Emo Tantrum

As I passed the House of Blues today on the way to my bus stop I saw a high school emo boy throw­ing a tantrum at his girl­friend. She caught it and threw it right back, but was cer­tain­ly the more “mature” of the two. He was almost high-step stomp­ing his way toward me with a giant pouty­whine face half vis­i­ble under his dirty combed-over-one-eye hair­style and he tore some­thing out of his pock­et and slammed it to the ground as he stomped along. His girl­friend was behind him yelling for him to come back. He took out his con­cert tick­ets and threw them to the ground as well before con­tin­u­ing his stomp around to East 4th toward Lola.

The girl­friend yelled “I’m tired of your shit!”, picked up one of the tick­ets and went into the HoB. I picked up the oth­er tick­et before it blew into a pud­dle and dropped it back at the tick­et booth in case emo boy’s tantrum wore off and he decid­ed he actu­al­ly want­ed his $21 tick­et to see “Hot Top­ic Presents The Sub City Take Action Tour fea­tur­ing Every Time I Die, From First To Last, The Bled, August Burns Red, The Human Abstract”

By the way, From First to Last has an album called Dear Diary, My Teen Angst Has a Body Count. I sup­pose, tech­ni­cal­ly, that makes Tantrum-throw­er emo­core, but I don’t real­ly care.
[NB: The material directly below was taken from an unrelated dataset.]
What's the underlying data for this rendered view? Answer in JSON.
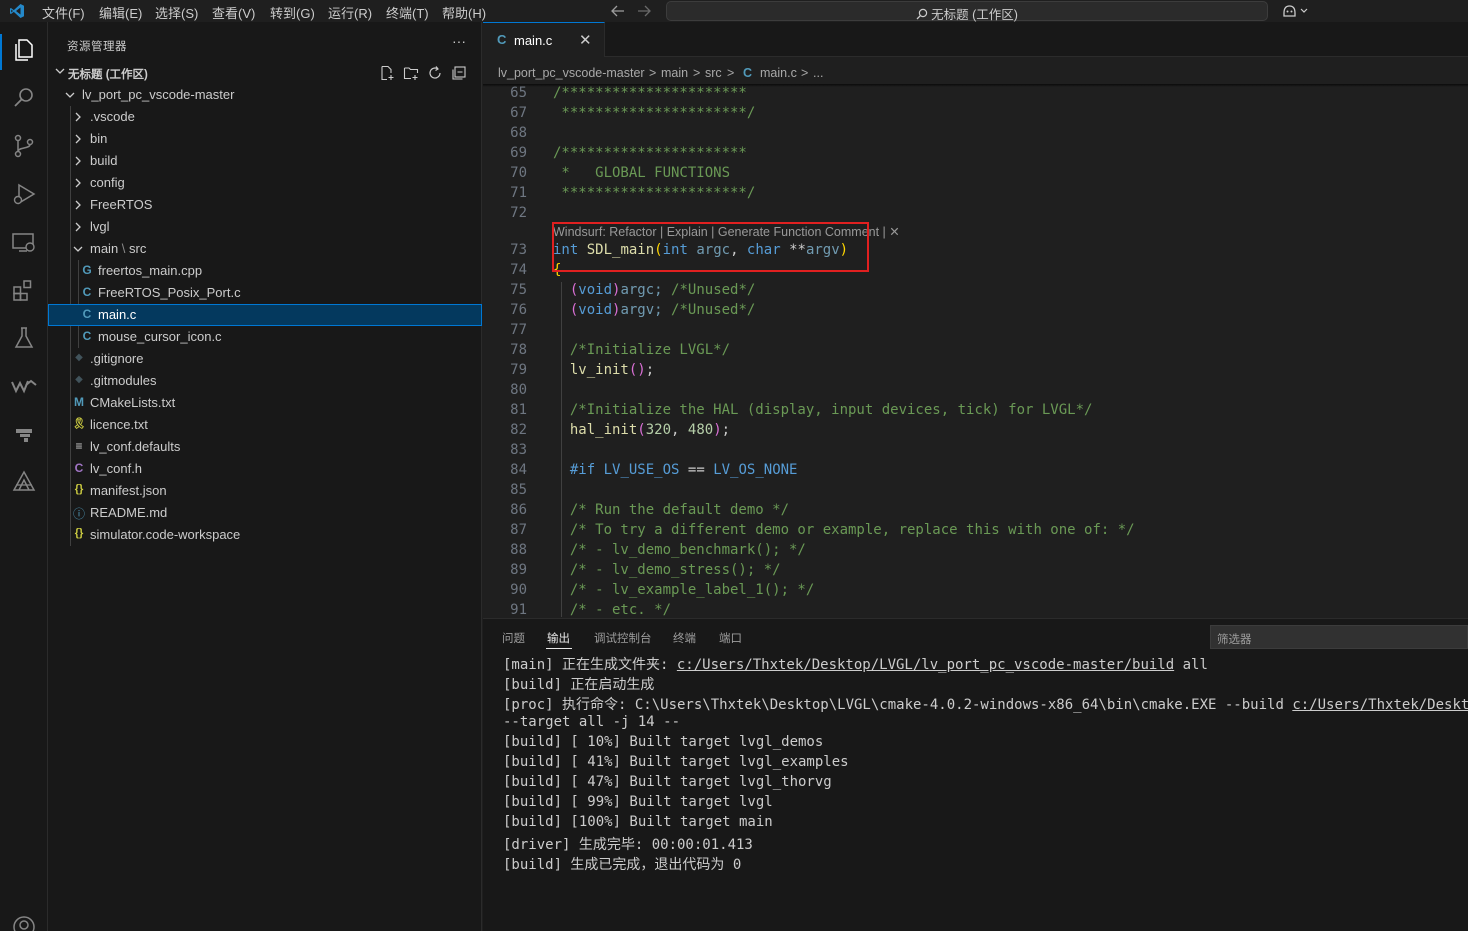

Coroner Lamaze

I was at the Coun­ty Coroner’s Office yes­ter­day for a meet­ing about redo­ing their web­site, cur­rent­ly one of the old­est in the Coun­ty. After the meet­ing we were giv­en a tour of the facil­i­ties, which are impres­sive. I learned a lot about their pro­ce­dures, saw where the autop­sies are per­formed [on the top floor, with plen­ty of win­dows], saw the safe where all of the weapons that result in a death by acci­dent or sui­cide are kept, and even saw a bit of a train­ing autop­sy. Those few sec­onds, being a few feet away from hol­lowed corpse were much dif­fer­ent than watch­ing the Stan Brakhage film on the sub­ject and my sub­se­quent poem about it. The actu­al event is much more fraught, I left with the feel­ing that work­ing at the Coroner’s office must demand a very spe­cif­ic met­tle for all parts of the job. I don’t know if I could work with unknown corpses, know­ing that infec­tious dis­ease trans­mis­sion like Hepati­tis B is a very real pos­si­bil­i­ty. Even tran­scrib­ing the autop­sy reports must be a rel­a­tive­ly sur­re­al act.
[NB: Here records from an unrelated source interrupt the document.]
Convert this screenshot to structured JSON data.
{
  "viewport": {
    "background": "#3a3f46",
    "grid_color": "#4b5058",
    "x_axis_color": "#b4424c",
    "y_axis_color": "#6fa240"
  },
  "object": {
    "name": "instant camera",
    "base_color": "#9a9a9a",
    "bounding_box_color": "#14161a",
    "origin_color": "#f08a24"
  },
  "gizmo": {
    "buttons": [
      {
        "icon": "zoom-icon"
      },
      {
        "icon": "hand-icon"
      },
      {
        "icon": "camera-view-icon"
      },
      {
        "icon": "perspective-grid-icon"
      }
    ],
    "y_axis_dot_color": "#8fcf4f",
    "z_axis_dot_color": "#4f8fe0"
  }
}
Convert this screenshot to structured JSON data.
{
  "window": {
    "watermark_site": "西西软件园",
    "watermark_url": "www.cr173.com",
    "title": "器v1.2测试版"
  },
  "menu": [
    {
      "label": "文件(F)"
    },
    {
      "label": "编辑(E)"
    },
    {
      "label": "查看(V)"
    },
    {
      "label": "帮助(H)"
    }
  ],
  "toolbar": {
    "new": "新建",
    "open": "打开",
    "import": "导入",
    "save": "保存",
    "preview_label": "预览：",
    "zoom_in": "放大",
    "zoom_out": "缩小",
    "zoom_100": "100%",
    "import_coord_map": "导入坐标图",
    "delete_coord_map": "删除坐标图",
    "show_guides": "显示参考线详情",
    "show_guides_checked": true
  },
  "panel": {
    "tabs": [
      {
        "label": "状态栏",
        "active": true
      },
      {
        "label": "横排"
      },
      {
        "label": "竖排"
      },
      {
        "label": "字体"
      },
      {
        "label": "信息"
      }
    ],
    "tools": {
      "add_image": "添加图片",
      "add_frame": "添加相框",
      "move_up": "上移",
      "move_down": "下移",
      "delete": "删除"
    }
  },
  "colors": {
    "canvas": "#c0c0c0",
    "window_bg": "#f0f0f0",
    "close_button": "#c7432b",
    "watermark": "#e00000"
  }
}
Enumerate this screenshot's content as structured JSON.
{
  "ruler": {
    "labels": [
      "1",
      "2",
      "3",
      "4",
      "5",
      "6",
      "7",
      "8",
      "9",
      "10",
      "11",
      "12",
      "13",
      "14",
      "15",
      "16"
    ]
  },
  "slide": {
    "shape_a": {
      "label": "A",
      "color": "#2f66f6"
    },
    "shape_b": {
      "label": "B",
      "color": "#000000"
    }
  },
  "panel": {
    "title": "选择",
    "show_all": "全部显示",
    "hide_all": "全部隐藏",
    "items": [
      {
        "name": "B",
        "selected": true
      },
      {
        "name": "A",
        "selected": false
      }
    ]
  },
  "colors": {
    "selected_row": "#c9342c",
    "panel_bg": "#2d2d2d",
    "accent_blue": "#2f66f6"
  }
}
Their foren­sic pho­tog­ra­phy and video depart­ments are very very capa­ble and man­age some extreme­ly inter­est­ing tricks with their equip­ment.

At the oth­er end of the spec­trum, today Deb­bie and I went to our one-shot lamaze class. Six hours long, it ate up our Sat­ur­day, but was quite infor­ma­tive. When we were doing one of the var­i­ous breath­ing tech­niques, I had to count on my fin­gers at Deb­bie, and acci­den­tal­ly flipped her off. Of course, she cracked up and every­one thought she was the crazy one, not me.